━━━━━ ENTRIES SHOWN ━━━━━

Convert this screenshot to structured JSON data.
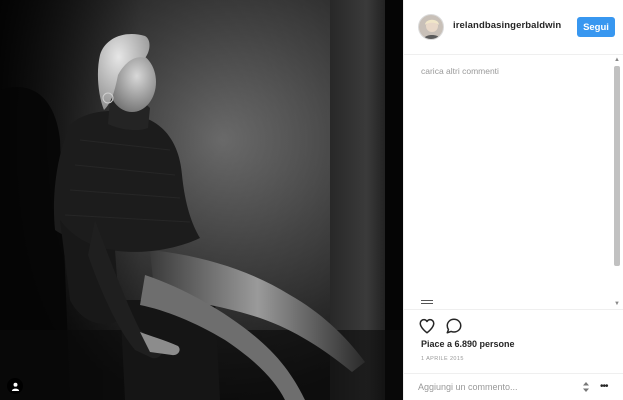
{
  "post": {
    "username": "irelandbasingerbaldwin",
    "follow_label": "Segui",
    "load_more_label": "carica altri commenti",
    "likes_text": "Piace a 6.890 persone",
    "date_text": "1 APRILE 2015",
    "add_comment_placeholder": "Aggiungi un commento...",
    "more_options": "•••"
  },
  "icons": {
    "like": "heart-outline-icon",
    "comment": "speech-bubble-icon",
    "user_tag": "person-icon"
  },
  "colors": {
    "follow_button": "#3897f0",
    "text_primary": "#262626",
    "text_secondary": "#999999"
  }
}
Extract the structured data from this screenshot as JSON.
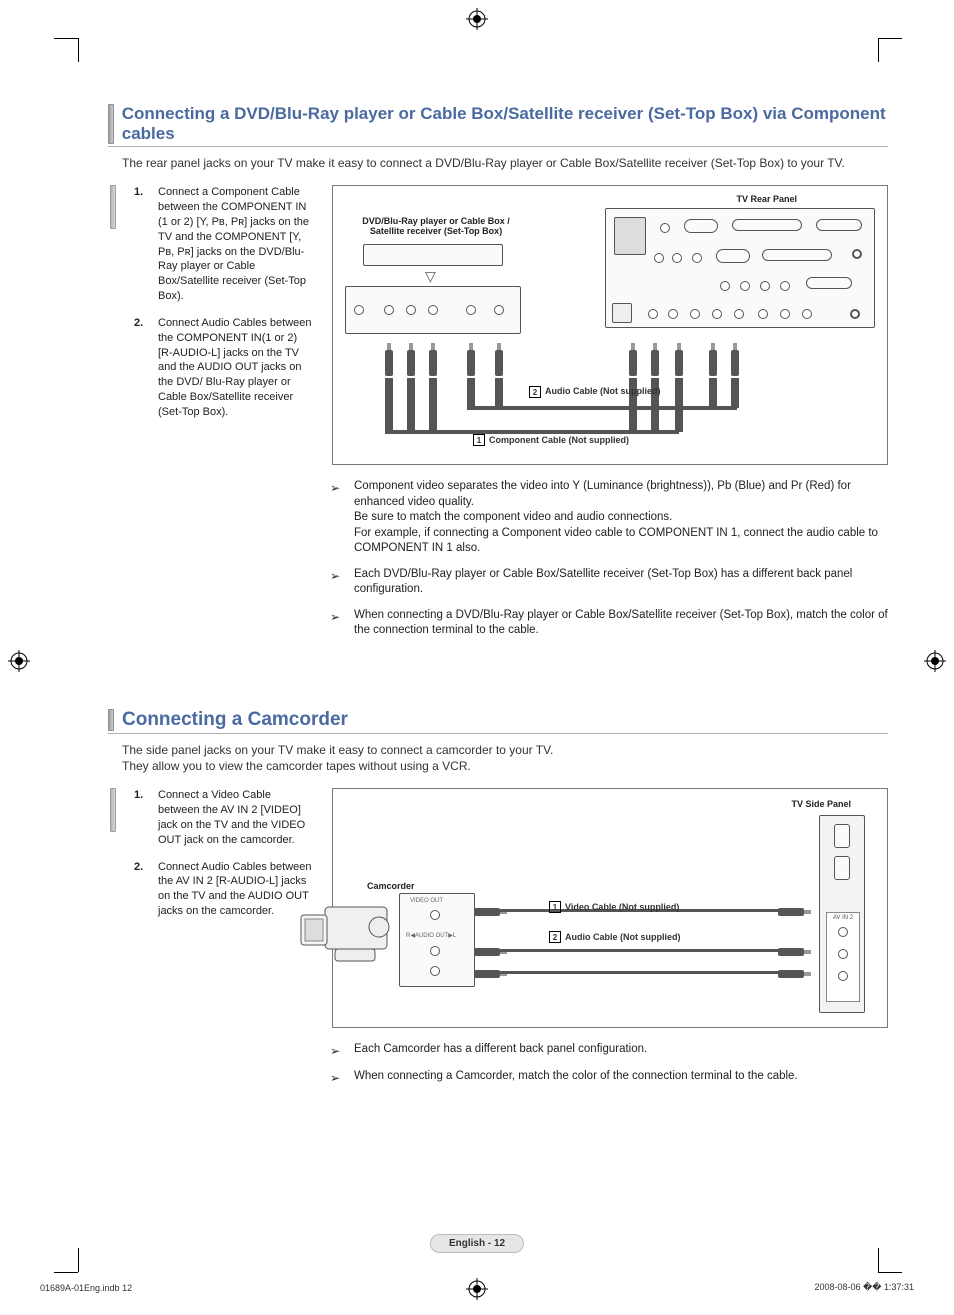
{
  "registration_icon": "registration-target",
  "section1": {
    "title": "Connecting a DVD/Blu-Ray player or Cable Box/Satellite receiver (Set-Top Box) via Component cables",
    "intro": "The rear panel jacks on your TV make it easy to connect a DVD/Blu-Ray player or Cable Box/Satellite receiver (Set-Top Box) to your TV.",
    "steps": [
      "Connect a Component Cable between the COMPONENT IN (1 or 2) [Y, Pʙ, Pʀ] jacks on the TV and the COMPONENT [Y, Pʙ, Pʀ] jacks on the DVD/Blu-Ray player or Cable Box/Satellite receiver (Set-Top Box).",
      "Connect Audio Cables between the COMPONENT IN(1 or 2) [R-AUDIO-L] jacks on the TV and the AUDIO OUT jacks on the DVD/ Blu-Ray player or Cable Box/Satellite receiver (Set-Top Box)."
    ],
    "diagram": {
      "source_label": "DVD/Blu-Ray player or Cable Box / Satellite receiver (Set-Top Box)",
      "panel_label": "TV Rear Panel",
      "callout1_num": "1",
      "callout1_text": "Component Cable (Not supplied)",
      "callout2_num": "2",
      "callout2_text": "Audio Cable (Not supplied)"
    },
    "notes": [
      "Component video separates the video into Y (Luminance (brightness)), Pb (Blue) and Pr (Red) for enhanced video quality.\nBe sure to match the component video and audio connections.\nFor example, if connecting a Component video cable to COMPONENT IN 1, connect the audio cable to COMPONENT IN 1 also.",
      "Each DVD/Blu-Ray player or Cable Box/Satellite receiver (Set-Top Box) has a different back panel configuration.",
      "When connecting a DVD/Blu-Ray player or Cable Box/Satellite receiver (Set-Top Box), match the color of the connection terminal to the cable."
    ]
  },
  "section2": {
    "title": "Connecting a Camcorder",
    "intro": "The side panel jacks on your TV make it easy to connect a camcorder to your TV.\nThey allow you to view the camcorder tapes without using a VCR.",
    "steps": [
      "Connect a Video Cable between the AV IN 2 [VIDEO] jack on the TV and the VIDEO OUT jack on the camcorder.",
      "Connect Audio Cables between the AV IN 2 [R-AUDIO-L] jacks on the TV and the AUDIO OUT jacks on the camcorder."
    ],
    "diagram": {
      "source_label": "Camcorder",
      "panel_label": "TV Side Panel",
      "callout1_num": "1",
      "callout1_text": "Video Cable (Not supplied)",
      "callout2_num": "2",
      "callout2_text": "Audio Cable (Not supplied)"
    },
    "notes": [
      "Each Camcorder has a different back panel configuration.",
      "When connecting a Camcorder, match the color of the connection terminal to the cable."
    ]
  },
  "page_badge": "English - 12",
  "footer": {
    "left": "01689A-01Eng.indb   12",
    "right": "2008-08-06   �� 1:37:31"
  }
}
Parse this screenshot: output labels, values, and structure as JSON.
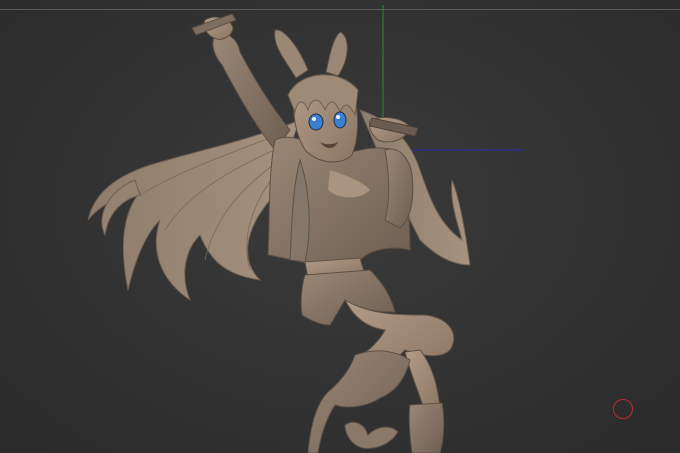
{
  "viewport": {
    "background": "#323232",
    "axis_colors": {
      "y_axis": "#2e8b2e",
      "x_axis": "#2a2ab0"
    },
    "model_color": "#9c8a78",
    "eye_color": "#3b7fd1",
    "gizmo_color": "#c0282a"
  },
  "icons": {
    "gizmo": "rotation-gizmo-icon"
  }
}
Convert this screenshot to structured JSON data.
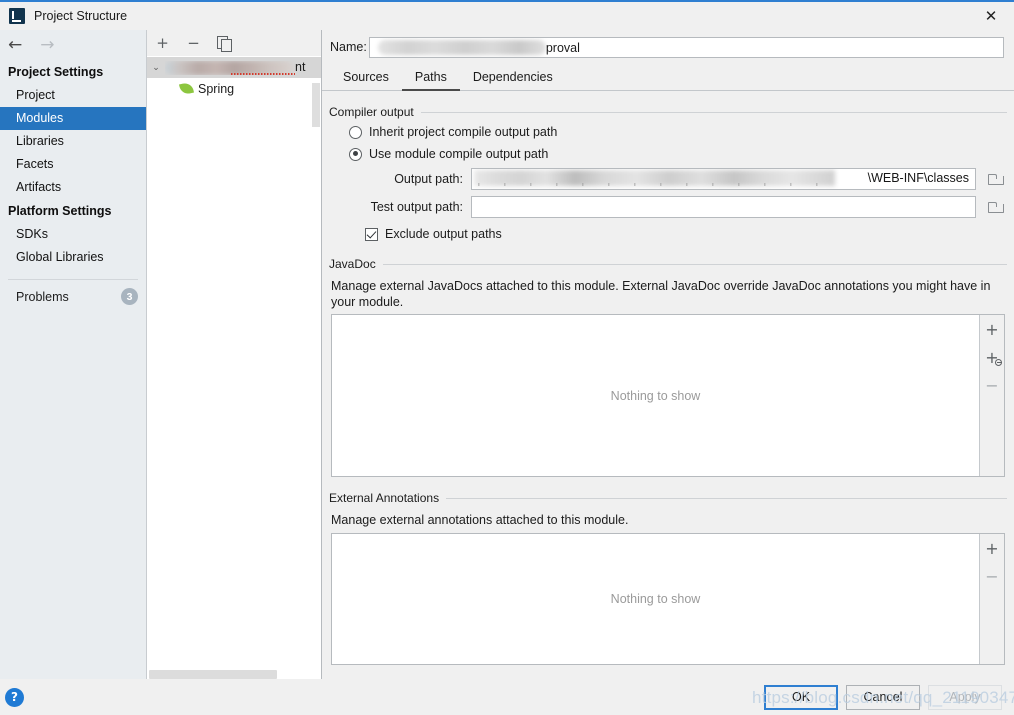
{
  "window": {
    "title": "Project Structure",
    "app_icon": "intellij-idea-icon",
    "close_label": "✕"
  },
  "sidebar": {
    "nav": {
      "back_icon": "arrow-left-icon",
      "back_glyph": "←",
      "forward_icon": "arrow-right-icon",
      "forward_glyph": "→"
    },
    "groups": [
      {
        "title": "Project Settings",
        "items": [
          {
            "label": "Project",
            "selected": false
          },
          {
            "label": "Modules",
            "selected": true
          },
          {
            "label": "Libraries",
            "selected": false
          },
          {
            "label": "Facets",
            "selected": false
          },
          {
            "label": "Artifacts",
            "selected": false
          }
        ]
      },
      {
        "title": "Platform Settings",
        "items": [
          {
            "label": "SDKs",
            "selected": false
          },
          {
            "label": "Global Libraries",
            "selected": false
          }
        ]
      }
    ],
    "problems": {
      "label": "Problems",
      "count": "3"
    }
  },
  "tree": {
    "toolbar": {
      "add_glyph": "+",
      "remove_glyph": "−",
      "copy_icon": "copy-icon"
    },
    "root": {
      "twisty_glyph": "⌄",
      "name_redacted": true,
      "name_tail": "nt",
      "has_error_underline": true
    },
    "children": [
      {
        "label": "Spring",
        "icon": "spring-leaf-icon"
      }
    ]
  },
  "detail": {
    "name": {
      "label": "Name:",
      "value_redacted": true,
      "value_tail": "proval"
    },
    "tabs": [
      {
        "label": "Sources",
        "active": false
      },
      {
        "label": "Paths",
        "active": true
      },
      {
        "label": "Dependencies",
        "active": false
      }
    ],
    "compiler_output": {
      "title": "Compiler output",
      "options": [
        {
          "label": "Inherit project compile output path",
          "checked": false
        },
        {
          "label": "Use module compile output path",
          "checked": true
        }
      ],
      "output_path": {
        "label": "Output path:",
        "value_redacted": true,
        "value_tail": "\\WEB-INF\\classes",
        "browse_icon": "folder-icon"
      },
      "test_output_path": {
        "label": "Test output path:",
        "value": "",
        "browse_icon": "folder-icon"
      },
      "exclude": {
        "label": "Exclude output paths",
        "checked": true
      }
    },
    "javadoc": {
      "title": "JavaDoc",
      "description": "Manage external JavaDocs attached to this module. External JavaDoc override JavaDoc annotations you might have in your module.",
      "empty_text": "Nothing to show",
      "actions": [
        {
          "name": "add-javadoc-button",
          "glyph": "+",
          "disabled": false
        },
        {
          "name": "specify-javadoc-url-button",
          "glyph": "+",
          "disabled": false
        },
        {
          "name": "remove-javadoc-button",
          "glyph": "−",
          "disabled": true
        }
      ]
    },
    "annotations": {
      "title": "External Annotations",
      "description": "Manage external annotations attached to this module.",
      "empty_text": "Nothing to show",
      "actions": [
        {
          "name": "add-annotation-button",
          "glyph": "+",
          "disabled": false
        },
        {
          "name": "remove-annotation-button",
          "glyph": "−",
          "disabled": true
        }
      ]
    }
  },
  "footer": {
    "help_glyph": "?",
    "ok_label": "OK",
    "cancel_label": "Cancel",
    "apply_label": "Apply"
  },
  "watermark": {
    "text": "https://blog.csdn.net/qq_21190347"
  },
  "colors": {
    "accent": "#2675bf",
    "window_border": "#2f7fd1",
    "sidebar_bg": "#e9edf0",
    "panel_bg": "#f0f0f0",
    "badge_bg": "#a8b4bf",
    "help_blue": "#1f7ad4",
    "spring_green": "#8cc63f",
    "error_red": "#d23b2e"
  }
}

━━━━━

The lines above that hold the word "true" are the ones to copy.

            "selected": true
      "name_redacted": true,
      "has_error_underline": true
      "value_redacted": true,
        "active": true
          "checked": true
        "value_redacted": true,
        "checked": true
          "disabled": true
          "disabled": true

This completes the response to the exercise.